On Friday, September 25, 2015 an Indian teenager Anoyara Khatun joined hands with Melinda and Bill Gates to help women and children around the world. She sat beside Bill and Melinda Gates and called for an end to child trafficking.

From the Sunderbans of West Bengal, Anoyara had been forced to do domestic work for another family after her father died when she was five. “I want to advocate for children’s rights. The major problem is trafficking in the name of labour and marriage,” said the 18-year-old. “I myself have been trafficked and I know how painful it is.”

Anoyara Khatun

The young woman spoke out as officials from Every Woman, Every Child got set to unveil new global development targets directed at enhancing the lives of millions of young women and children.

In 2010, the then UN Secretary General Ban Ki-moon took the reins of the Every Woman, Every Child programme enlisting the support of around 300 private and government partners. They had raised a staggering $60bn to address health challenges for young women, including maternal mortality, contraception and disease.

Recognition for Anoyara’s work came on March 8, 2017, when she a received ‘Nari Shakti Puraskhar’ (Women Power Award) from the President of India for stopping hundreds of other children from being forced into labour or married off.

The award is a prestigious Indian government prize for women who challenge the status quo and make a lasting contribution toward empowerment.

“This support from the government strengthens my resolve to continue my work to stop children from being exploited,” Khatun told the media.

At 21 years of age, Anoyara was the youngest of 33 women to receive the award for the year 2017.

Anoyara was trafficked to New Delhi when she was 12 and forced to work as a maid in a middle class home. She escaped after six months and returned to her village in North 24 Parganas district. Since then she has been working as a children’s rights advocate with Save the Children. The young adult set up a network of children’s groups in as many as 80 villages. The children are taught about their rights and join hands to abort cases of trafficking, child marriage and child labour in their villages and the neighbouring ones.

The children’s groups have met with a fair degree of success; they stopped 50 child marriages, rescued 80 child labourers from the clutches of their employers and prevented 200 children from being trafficked. Moreover, 400 children were enrolled in primary schools.

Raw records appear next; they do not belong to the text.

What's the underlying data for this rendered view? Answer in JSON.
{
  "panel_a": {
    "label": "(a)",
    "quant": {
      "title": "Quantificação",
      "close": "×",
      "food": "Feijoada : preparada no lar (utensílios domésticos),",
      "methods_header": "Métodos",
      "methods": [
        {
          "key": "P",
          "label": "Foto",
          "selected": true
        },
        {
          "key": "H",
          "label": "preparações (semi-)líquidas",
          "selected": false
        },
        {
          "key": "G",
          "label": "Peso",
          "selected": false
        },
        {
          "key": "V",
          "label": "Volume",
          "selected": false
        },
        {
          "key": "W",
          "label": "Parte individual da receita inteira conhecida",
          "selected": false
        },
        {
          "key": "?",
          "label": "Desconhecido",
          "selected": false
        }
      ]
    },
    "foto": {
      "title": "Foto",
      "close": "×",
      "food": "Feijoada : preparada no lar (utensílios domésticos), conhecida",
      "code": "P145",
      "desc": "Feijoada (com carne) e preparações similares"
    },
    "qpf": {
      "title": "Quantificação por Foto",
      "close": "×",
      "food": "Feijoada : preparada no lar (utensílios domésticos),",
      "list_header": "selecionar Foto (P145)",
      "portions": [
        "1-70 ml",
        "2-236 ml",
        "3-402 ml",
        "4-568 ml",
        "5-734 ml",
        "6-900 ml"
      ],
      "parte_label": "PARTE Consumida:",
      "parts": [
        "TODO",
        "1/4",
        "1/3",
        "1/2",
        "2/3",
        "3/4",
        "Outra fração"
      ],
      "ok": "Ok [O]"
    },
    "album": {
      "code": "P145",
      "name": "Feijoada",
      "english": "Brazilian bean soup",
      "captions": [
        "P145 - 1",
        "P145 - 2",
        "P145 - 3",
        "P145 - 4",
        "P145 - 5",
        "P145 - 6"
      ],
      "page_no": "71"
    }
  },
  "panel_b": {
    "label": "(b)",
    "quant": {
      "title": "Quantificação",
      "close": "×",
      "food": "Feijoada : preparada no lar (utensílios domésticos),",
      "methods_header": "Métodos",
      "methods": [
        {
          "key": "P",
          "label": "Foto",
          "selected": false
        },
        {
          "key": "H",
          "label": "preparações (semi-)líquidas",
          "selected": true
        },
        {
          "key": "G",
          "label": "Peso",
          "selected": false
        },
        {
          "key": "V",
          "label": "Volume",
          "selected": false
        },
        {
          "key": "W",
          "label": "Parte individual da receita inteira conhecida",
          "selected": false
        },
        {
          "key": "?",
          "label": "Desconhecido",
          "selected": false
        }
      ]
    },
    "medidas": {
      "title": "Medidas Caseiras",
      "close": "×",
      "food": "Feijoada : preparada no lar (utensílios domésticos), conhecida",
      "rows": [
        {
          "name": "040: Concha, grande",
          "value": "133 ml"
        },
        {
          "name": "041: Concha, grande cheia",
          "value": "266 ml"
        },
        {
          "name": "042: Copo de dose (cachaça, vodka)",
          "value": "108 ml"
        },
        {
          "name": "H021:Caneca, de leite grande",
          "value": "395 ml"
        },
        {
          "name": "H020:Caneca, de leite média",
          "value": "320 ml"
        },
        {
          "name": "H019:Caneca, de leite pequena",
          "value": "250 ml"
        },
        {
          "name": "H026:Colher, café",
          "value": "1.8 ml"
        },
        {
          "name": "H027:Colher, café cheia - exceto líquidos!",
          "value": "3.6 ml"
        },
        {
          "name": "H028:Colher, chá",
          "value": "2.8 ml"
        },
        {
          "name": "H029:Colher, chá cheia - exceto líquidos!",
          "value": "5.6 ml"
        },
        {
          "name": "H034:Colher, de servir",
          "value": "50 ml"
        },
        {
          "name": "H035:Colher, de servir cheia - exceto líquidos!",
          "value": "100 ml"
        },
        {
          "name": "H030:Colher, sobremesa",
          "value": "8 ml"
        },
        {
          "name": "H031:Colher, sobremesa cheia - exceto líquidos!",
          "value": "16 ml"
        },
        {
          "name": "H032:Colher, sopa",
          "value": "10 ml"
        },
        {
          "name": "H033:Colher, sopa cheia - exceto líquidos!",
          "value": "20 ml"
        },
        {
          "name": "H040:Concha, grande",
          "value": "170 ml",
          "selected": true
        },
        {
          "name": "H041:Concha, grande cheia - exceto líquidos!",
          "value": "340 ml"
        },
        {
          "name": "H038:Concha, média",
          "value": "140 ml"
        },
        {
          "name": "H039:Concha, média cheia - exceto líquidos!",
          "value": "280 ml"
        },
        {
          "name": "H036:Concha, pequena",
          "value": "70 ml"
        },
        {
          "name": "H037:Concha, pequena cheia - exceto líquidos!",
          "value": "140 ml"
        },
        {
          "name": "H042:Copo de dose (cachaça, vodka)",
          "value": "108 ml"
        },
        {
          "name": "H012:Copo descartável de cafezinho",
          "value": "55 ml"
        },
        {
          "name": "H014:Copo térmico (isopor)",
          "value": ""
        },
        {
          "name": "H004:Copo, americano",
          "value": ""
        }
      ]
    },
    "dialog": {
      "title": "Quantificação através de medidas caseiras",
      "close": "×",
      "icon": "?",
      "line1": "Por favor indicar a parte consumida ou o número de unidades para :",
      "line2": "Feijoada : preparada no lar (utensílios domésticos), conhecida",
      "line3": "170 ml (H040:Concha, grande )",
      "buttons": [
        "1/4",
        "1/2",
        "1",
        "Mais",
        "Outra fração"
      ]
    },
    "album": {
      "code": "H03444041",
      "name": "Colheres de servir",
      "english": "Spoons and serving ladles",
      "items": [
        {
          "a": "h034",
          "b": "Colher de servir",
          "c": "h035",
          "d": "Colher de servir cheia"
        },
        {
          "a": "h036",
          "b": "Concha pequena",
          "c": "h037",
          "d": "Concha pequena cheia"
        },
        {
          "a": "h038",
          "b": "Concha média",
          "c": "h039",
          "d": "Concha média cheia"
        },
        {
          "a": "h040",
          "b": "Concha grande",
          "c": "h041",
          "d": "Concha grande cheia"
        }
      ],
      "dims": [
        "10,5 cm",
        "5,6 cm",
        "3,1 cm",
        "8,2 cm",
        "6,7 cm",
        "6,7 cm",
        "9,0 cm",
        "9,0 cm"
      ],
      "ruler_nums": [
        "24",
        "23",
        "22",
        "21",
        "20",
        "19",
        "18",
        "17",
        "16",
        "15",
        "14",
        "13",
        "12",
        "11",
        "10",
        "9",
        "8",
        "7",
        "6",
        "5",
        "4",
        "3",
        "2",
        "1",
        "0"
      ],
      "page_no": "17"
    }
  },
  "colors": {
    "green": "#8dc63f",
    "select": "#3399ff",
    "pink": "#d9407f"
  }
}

Completing her graduation in Arts, Anoyara continues with her mission to protect the rights of children not only in India but extending her movement across the globe.  The Bill and Melinda Gates Foundation has joined hands with her to help her succeed in her noble mission.

(Source: National and International media reports)